[Data records — start]

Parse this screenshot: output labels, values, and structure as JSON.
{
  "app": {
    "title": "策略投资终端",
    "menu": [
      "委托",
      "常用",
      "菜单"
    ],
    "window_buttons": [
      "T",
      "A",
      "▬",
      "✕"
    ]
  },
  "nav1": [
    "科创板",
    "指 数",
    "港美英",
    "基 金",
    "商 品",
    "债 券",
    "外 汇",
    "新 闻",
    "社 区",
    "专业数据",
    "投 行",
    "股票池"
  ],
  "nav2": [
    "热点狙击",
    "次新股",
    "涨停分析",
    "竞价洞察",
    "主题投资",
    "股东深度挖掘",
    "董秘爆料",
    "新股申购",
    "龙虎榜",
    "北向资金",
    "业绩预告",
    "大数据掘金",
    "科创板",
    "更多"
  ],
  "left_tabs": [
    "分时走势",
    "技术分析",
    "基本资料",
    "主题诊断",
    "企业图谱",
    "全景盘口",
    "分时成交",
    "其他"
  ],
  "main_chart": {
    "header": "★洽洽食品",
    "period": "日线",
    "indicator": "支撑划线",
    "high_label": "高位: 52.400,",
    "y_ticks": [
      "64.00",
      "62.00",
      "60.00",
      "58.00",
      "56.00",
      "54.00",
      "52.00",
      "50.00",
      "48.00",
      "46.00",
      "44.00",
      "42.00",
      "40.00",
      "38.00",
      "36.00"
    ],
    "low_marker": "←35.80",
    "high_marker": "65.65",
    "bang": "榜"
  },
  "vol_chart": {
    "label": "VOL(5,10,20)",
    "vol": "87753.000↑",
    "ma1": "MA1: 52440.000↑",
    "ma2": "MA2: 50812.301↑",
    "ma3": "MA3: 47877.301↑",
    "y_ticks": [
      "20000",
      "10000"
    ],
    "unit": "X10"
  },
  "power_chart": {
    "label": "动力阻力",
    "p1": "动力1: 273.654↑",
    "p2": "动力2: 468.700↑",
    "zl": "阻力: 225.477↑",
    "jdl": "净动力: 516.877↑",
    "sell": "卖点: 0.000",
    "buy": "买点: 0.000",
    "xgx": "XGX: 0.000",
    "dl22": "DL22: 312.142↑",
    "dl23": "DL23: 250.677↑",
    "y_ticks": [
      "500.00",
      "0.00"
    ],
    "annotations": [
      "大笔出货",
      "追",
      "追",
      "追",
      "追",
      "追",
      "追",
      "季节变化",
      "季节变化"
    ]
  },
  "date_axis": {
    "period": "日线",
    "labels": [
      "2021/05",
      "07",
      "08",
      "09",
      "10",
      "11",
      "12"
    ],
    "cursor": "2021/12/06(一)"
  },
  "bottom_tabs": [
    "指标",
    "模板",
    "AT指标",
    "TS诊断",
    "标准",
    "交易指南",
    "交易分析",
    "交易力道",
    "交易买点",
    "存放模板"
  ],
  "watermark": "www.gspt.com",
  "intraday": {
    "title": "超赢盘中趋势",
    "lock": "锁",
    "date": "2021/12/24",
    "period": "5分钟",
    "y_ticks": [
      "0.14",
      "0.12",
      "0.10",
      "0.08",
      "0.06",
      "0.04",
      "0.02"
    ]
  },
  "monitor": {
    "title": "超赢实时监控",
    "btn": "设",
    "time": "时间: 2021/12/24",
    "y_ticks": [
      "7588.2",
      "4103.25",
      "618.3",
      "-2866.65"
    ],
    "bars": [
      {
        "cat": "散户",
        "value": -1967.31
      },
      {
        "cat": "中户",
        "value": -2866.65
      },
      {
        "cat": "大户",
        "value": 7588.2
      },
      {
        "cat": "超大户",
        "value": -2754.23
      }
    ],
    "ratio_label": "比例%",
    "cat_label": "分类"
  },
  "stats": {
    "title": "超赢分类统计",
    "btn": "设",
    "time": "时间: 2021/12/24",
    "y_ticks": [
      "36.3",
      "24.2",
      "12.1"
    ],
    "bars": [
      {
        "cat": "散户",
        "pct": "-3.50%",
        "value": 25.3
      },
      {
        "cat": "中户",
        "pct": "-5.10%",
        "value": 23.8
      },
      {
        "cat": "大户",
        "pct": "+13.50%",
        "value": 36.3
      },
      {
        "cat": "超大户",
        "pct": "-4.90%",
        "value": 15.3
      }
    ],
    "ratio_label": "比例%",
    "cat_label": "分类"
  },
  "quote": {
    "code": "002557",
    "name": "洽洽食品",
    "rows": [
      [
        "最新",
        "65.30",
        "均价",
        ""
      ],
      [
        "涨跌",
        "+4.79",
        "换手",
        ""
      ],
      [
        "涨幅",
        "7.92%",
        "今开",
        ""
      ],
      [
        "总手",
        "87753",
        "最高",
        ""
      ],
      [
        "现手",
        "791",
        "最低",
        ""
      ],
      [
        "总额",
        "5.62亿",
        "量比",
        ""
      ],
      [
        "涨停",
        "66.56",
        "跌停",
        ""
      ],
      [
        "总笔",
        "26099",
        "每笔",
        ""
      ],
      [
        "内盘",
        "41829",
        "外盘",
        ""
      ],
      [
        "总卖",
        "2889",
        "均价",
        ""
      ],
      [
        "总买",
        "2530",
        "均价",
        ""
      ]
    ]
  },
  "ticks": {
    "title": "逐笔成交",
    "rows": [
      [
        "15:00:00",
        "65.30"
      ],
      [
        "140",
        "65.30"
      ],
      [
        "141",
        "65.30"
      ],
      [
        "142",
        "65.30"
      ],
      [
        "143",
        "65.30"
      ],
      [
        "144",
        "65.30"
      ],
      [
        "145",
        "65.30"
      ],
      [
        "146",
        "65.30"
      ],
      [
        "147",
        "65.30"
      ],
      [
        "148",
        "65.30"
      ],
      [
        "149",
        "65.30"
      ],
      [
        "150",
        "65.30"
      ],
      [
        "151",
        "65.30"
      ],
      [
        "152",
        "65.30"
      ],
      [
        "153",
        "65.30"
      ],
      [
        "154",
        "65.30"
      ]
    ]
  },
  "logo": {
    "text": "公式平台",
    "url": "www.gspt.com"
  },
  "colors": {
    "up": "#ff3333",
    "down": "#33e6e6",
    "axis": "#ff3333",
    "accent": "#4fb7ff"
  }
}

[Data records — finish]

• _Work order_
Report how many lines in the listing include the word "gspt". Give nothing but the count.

• _Written reply_
2